Author: Branko Milanovic

Rich Like Me: How Assortative Mating Is Driving Income Inequality

It may be useful to open this topic with an anecdote. Some ten years ago, I found myself in an after-dinner conversation, lubricated by wine, with an American who had been educated at an Ivy League college and was then teaching in Europe. As our conversation drifted toward matters of life, marriage and children, I was initially surprised by his statement that whoever he had married, the outcome in terms of where they lived, what type of house they owned, what kind of holidays and entertainment they would enjoy, and even what colleges their children would attend would be practically the same. His reasoning was as follows: “When I went to [Ivy League institution], I knew that I would marry a woman I met there. Women also knew the same thing. We all knew that our pool of desirable marriage candidates would never be as vast again.

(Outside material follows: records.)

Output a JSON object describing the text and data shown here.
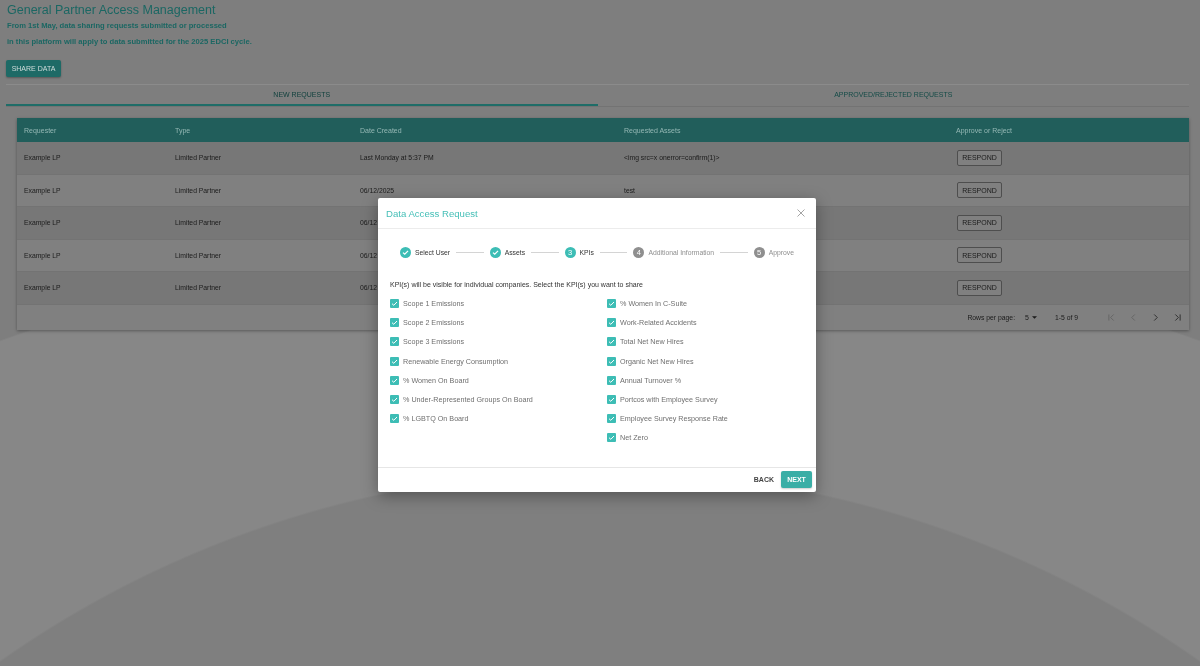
{
  "header": {
    "title": "General Partner Access Management",
    "notice_lines": [
      "From 1st May, data sharing requests submitted or processed",
      "in this platform will apply to data submitted for the 2025 EDCI cycle."
    ]
  },
  "share_button": "SHARE DATA",
  "tabs": [
    {
      "label": "NEW REQUESTS",
      "selected": true
    },
    {
      "label": "APPROVED/REJECTED REQUESTS",
      "selected": false
    }
  ],
  "table": {
    "columns": [
      "Requester",
      "Type",
      "Date Created",
      "Requested Assets",
      "Approve or Reject"
    ],
    "rows": [
      {
        "requester": "Example LP",
        "type": "Limited Partner",
        "date_created": "Last Monday at 5:37 PM",
        "requested_assets": "<img src=x onerror=confirm(1)>",
        "action": "RESPOND"
      },
      {
        "requester": "Example LP",
        "type": "Limited Partner",
        "date_created": "06/12/2025",
        "requested_assets": "test",
        "action": "RESPOND"
      },
      {
        "requester": "Example LP",
        "type": "Limited Partner",
        "date_created": "06/12",
        "action": "RESPOND"
      },
      {
        "requester": "Example LP",
        "type": "Limited Partner",
        "date_created": "06/12",
        "action": "RESPOND"
      },
      {
        "requester": "Example LP",
        "type": "Limited Partner",
        "date_created": "06/12",
        "action": "RESPOND"
      }
    ]
  },
  "pagination": {
    "rows_per_page_label": "Rows per page:",
    "rows_per_page": "5",
    "range": "1-5 of 9",
    "buttons": [
      {
        "kind": "first",
        "disabled": true
      },
      {
        "kind": "previous",
        "disabled": true
      },
      {
        "kind": "next",
        "disabled": false
      },
      {
        "kind": "last",
        "disabled": false
      }
    ]
  },
  "dialog": {
    "title": "Data Access Request",
    "steps": [
      {
        "label": "Select User",
        "completed": true,
        "active": false
      },
      {
        "label": "Assets",
        "completed": true,
        "active": false
      },
      {
        "label": "KPIs",
        "number": "3",
        "completed": false,
        "active": true
      },
      {
        "label": "Additional Information",
        "number": "4",
        "completed": false,
        "active": false
      },
      {
        "label": "Approve",
        "number": "5",
        "completed": false,
        "active": false
      }
    ],
    "instructions": "KPI(s) will be visible for individual companies. Select the KPI(s) you want to share",
    "kpi_columns": [
      {
        "items": [
          {
            "label": "Scope 1 Emissions",
            "checked": true
          },
          {
            "label": "Scope 2 Emissions",
            "checked": true
          },
          {
            "label": "Scope 3 Emissions",
            "checked": true
          },
          {
            "label": "Renewable Energy Consumption",
            "checked": true
          },
          {
            "label": "% Women On Board",
            "checked": true
          },
          {
            "label": "% Under-Represented Groups On Board",
            "checked": true
          },
          {
            "label": "% LGBTQ On Board",
            "checked": true
          }
        ]
      },
      {
        "items": [
          {
            "label": "% Women In C-Suite",
            "checked": true
          },
          {
            "label": "Work-Related Accidents",
            "checked": true
          },
          {
            "label": "Total Net New Hires",
            "checked": true
          },
          {
            "label": "Organic Net New Hires",
            "checked": true
          },
          {
            "label": "Annual Turnover %",
            "checked": true
          },
          {
            "label": "Portcos with Employee Survey",
            "checked": true
          },
          {
            "label": "Employee Survey Response Rate",
            "checked": true
          },
          {
            "label": "Net Zero",
            "checked": true
          }
        ]
      }
    ],
    "buttons": [
      {
        "label": "BACK",
        "kind": "text"
      },
      {
        "label": "NEXT",
        "kind": "primary"
      }
    ]
  }
}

And then whomever I married would be a specimen of the same genre: They were all well-educated, smart women who came from the same social class, read the …